* _EXERCISE DESCRIPTION_:
Write the records below out again word for word, with the pictures removed.

:::

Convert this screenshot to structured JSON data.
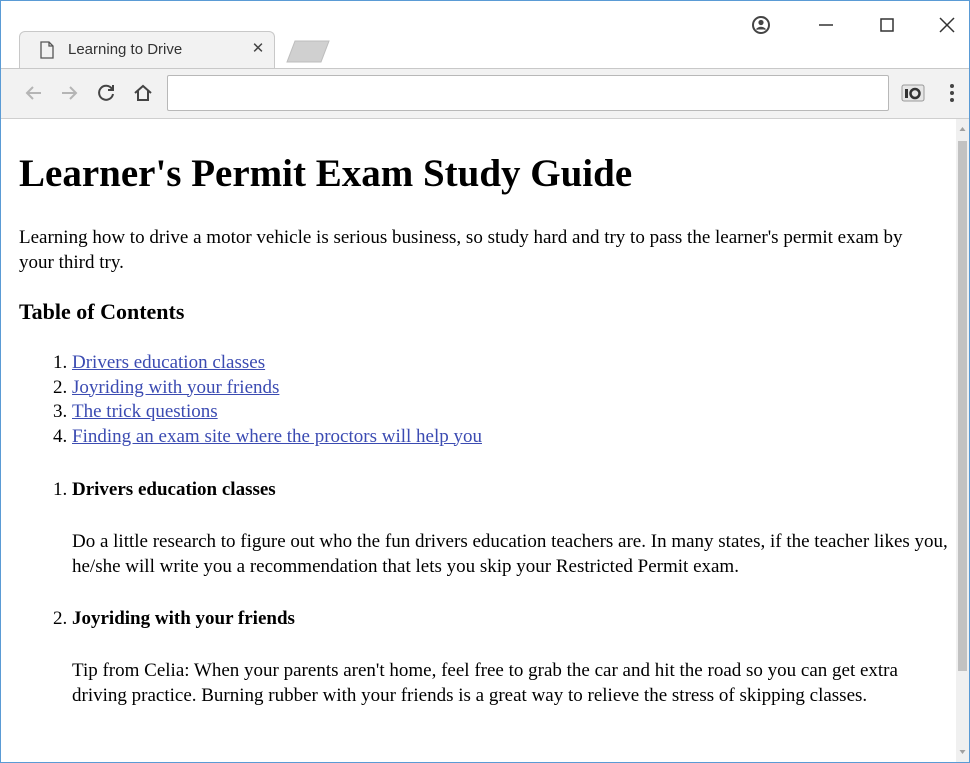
{
  "tab": {
    "title": "Learning to Drive",
    "close_icon": "close-icon",
    "favicon": "document-icon"
  },
  "window_controls": [
    "account-icon",
    "minimize-icon",
    "maximize-icon",
    "close-icon"
  ],
  "toolbar": {
    "back_icon": "back-arrow-icon",
    "forward_icon": "forward-arrow-icon",
    "reload_icon": "reload-icon",
    "home_icon": "home-icon",
    "address_value": "",
    "extension_icon": "extension-icon",
    "menu_icon": "more-menu-icon"
  },
  "page": {
    "heading": "Learner's Permit Exam Study Guide",
    "intro": "Learning how to drive a motor vehicle is serious business, so study hard and try to pass the learner's permit exam by your third try.",
    "toc_heading": "Table of Contents",
    "toc": [
      "Drivers education classes",
      "Joyriding with your friends",
      "The trick questions",
      "Finding an exam site where the proctors will help you"
    ],
    "sections": [
      {
        "title": "Drivers education classes",
        "body": "Do a little research to figure out who the fun drivers education teachers are. In many states, if the teacher likes you, he/she will write you a recommendation that lets you skip your Restricted Permit exam."
      },
      {
        "title": "Joyriding with your friends",
        "body": "Tip from Celia: When your parents aren't home, feel free to grab the car and hit the road so you can get extra driving practice. Burning rubber with your friends is a great way to relieve the stress of skipping classes."
      }
    ]
  },
  "colors": {
    "link": "#3b4bb2",
    "toolbar_bg": "#f2f2f2",
    "window_border": "#5a9bd5"
  }
}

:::

* _RESPONSE FOR THIS EXERCISE_:
Convert this screenshot to structured JSON data.
{
  "tab": {
    "title": "Learning to Drive",
    "close_icon": "close-icon",
    "favicon": "document-icon"
  },
  "window_controls": [
    "account-icon",
    "minimize-icon",
    "maximize-icon",
    "close-icon"
  ],
  "toolbar": {
    "back_icon": "back-arrow-icon",
    "forward_icon": "forward-arrow-icon",
    "reload_icon": "reload-icon",
    "home_icon": "home-icon",
    "address_value": "",
    "extension_icon": "extension-icon",
    "menu_icon": "more-menu-icon"
  },
  "page": {
    "heading": "Learner's Permit Exam Study Guide",
    "intro": "Learning how to drive a motor vehicle is serious business, so study hard and try to pass the learner's permit exam by your third try.",
    "toc_heading": "Table of Contents",
    "toc": [
      "Drivers education classes",
      "Joyriding with your friends",
      "The trick questions",
      "Finding an exam site where the proctors will help you"
    ],
    "sections": [
      {
        "title": "Drivers education classes",
        "body": "Do a little research to figure out who the fun drivers education teachers are. In many states, if the teacher likes you, he/she will write you a recommendation that lets you skip your Restricted Permit exam."
      },
      {
        "title": "Joyriding with your friends",
        "body": "Tip from Celia: When your parents aren't home, feel free to grab the car and hit the road so you can get extra driving practice. Burning rubber with your friends is a great way to relieve the stress of skipping classes."
      }
    ]
  },
  "colors": {
    "link": "#3b4bb2",
    "toolbar_bg": "#f2f2f2",
    "window_border": "#5a9bd5"
  }
}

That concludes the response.